[Data about app and page elements]
*** Block opens ***

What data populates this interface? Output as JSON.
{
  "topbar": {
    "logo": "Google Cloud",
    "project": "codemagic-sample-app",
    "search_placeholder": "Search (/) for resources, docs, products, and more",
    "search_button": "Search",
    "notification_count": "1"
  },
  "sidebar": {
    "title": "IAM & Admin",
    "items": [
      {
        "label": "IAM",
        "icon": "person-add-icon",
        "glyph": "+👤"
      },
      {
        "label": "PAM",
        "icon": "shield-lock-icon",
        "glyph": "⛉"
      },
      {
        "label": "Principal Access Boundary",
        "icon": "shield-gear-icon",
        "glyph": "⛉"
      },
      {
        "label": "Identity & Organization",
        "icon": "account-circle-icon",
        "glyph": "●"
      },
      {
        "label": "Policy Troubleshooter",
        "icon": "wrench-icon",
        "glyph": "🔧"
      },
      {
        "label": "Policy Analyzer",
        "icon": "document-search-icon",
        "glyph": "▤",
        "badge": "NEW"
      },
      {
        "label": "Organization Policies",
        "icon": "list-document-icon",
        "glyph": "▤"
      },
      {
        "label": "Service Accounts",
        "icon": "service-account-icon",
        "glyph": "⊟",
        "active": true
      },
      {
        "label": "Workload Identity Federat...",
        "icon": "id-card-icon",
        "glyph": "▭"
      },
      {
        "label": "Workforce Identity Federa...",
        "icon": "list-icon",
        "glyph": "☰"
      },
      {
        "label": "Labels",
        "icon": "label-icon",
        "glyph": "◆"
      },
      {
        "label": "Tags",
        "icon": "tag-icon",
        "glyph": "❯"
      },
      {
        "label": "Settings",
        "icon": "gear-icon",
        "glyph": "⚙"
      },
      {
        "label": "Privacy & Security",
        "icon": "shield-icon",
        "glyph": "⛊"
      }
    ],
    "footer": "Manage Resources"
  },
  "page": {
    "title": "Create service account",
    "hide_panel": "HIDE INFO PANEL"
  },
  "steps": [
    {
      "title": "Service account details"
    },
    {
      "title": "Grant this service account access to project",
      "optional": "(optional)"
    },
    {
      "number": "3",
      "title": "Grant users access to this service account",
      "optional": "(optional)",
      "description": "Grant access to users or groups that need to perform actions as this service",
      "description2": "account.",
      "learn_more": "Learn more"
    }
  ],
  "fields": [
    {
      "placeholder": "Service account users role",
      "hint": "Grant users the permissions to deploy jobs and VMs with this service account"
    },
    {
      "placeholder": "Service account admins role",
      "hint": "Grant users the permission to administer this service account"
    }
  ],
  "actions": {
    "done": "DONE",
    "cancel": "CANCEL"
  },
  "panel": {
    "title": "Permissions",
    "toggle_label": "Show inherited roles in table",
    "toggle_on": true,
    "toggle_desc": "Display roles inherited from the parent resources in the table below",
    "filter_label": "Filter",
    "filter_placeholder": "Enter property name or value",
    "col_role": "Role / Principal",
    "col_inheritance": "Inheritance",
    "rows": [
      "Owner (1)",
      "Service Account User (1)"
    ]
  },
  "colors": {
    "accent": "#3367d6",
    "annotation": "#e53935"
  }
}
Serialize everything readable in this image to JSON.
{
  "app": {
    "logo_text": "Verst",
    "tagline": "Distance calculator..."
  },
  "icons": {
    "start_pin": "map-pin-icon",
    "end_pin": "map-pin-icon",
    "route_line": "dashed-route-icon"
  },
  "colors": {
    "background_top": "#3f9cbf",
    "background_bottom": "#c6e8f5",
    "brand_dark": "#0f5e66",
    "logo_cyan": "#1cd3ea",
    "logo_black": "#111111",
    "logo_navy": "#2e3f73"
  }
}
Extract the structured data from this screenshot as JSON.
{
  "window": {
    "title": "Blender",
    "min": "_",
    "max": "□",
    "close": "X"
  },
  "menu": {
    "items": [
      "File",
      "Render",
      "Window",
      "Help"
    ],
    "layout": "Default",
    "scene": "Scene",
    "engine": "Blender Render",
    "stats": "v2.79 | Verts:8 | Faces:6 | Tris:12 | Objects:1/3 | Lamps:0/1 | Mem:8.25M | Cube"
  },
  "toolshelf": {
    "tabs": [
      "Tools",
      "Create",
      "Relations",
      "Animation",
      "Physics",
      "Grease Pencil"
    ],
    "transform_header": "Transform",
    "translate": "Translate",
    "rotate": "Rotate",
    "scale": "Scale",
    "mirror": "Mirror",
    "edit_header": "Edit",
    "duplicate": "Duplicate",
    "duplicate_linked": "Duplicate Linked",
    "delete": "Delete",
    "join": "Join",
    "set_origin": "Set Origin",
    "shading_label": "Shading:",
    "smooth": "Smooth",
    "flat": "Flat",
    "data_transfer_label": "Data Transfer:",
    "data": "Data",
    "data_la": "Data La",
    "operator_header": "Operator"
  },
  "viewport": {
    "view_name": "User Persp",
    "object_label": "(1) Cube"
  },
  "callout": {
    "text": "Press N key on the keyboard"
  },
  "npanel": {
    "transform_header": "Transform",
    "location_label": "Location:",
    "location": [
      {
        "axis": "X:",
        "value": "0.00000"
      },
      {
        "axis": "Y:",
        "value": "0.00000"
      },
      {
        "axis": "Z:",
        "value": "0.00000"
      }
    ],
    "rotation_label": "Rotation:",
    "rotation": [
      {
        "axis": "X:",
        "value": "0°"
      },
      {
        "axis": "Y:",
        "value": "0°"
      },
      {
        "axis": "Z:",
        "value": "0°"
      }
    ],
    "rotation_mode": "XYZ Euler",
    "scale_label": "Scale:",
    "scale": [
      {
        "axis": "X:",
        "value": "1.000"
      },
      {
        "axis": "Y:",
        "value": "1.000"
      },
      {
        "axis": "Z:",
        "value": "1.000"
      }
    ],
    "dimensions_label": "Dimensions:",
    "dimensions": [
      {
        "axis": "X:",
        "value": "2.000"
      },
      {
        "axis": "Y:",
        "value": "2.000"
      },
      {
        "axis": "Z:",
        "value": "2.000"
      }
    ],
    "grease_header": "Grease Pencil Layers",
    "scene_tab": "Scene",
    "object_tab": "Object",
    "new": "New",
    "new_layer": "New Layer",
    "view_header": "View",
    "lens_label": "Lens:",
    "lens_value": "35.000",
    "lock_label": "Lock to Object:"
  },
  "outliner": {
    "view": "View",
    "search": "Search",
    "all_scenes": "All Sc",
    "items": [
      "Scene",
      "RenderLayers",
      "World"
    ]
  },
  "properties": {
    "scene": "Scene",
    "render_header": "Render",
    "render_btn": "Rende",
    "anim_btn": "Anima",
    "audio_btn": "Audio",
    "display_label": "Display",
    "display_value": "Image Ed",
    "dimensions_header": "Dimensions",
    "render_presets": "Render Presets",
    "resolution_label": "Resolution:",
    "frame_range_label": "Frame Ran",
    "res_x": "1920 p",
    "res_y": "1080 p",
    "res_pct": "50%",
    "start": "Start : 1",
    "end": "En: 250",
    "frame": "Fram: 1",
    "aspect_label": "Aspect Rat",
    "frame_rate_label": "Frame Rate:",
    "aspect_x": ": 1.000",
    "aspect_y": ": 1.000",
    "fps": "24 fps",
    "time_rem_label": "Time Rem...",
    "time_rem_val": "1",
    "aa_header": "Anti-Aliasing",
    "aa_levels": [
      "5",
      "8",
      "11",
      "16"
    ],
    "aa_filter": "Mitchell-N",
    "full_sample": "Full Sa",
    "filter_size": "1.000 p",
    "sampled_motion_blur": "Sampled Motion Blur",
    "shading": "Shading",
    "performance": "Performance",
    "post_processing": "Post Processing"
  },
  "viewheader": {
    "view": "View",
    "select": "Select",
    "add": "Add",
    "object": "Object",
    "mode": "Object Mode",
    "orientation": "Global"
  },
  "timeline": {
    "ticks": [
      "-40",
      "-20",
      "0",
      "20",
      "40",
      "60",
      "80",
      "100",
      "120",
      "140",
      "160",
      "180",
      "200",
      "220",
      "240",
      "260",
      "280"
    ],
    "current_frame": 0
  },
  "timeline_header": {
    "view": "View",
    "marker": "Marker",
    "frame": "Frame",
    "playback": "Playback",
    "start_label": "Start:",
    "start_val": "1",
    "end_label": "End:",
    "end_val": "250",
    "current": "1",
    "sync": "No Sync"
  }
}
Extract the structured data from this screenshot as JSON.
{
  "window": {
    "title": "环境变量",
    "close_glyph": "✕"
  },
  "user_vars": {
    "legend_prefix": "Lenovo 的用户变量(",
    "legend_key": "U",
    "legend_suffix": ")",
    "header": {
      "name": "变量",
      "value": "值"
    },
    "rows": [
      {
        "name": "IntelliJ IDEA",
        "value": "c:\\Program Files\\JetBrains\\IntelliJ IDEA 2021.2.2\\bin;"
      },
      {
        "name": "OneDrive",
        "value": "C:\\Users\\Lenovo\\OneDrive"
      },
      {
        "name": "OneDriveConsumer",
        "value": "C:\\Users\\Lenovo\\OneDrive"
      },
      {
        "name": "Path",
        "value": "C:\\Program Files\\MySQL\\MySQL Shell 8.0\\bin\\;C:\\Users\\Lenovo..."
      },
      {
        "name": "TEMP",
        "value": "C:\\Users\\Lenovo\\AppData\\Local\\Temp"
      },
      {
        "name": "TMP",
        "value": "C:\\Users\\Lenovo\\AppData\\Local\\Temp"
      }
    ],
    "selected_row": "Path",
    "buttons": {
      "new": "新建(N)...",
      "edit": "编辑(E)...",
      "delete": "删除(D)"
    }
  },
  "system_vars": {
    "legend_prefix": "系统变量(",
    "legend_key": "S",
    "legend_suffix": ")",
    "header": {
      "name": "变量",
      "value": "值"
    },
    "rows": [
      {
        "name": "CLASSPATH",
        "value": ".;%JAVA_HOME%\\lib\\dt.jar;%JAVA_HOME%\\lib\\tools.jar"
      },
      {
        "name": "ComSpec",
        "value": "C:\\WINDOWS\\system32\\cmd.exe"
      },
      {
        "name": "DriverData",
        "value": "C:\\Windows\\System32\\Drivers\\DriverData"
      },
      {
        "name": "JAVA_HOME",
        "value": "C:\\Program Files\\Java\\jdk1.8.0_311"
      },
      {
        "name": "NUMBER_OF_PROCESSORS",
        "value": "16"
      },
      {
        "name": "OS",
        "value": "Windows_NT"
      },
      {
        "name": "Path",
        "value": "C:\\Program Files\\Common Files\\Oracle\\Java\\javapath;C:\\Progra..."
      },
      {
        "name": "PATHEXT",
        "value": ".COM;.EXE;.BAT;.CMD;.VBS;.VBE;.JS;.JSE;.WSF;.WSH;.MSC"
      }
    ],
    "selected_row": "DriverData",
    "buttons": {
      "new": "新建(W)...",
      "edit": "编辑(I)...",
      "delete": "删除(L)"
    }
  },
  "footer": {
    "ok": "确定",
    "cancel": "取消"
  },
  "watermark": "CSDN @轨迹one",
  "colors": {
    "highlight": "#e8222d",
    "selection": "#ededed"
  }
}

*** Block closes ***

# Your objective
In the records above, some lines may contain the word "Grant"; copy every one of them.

# Result of the exercise
      "title": "Grant this service account access to project",
      "title": "Grant users access to this service account",
      "description": "Grant access to users or groups that need to perform actions as this service",
      "hint": "Grant users the permissions to deploy jobs and VMs with this service account"
      "hint": "Grant users the permission to administer this service account"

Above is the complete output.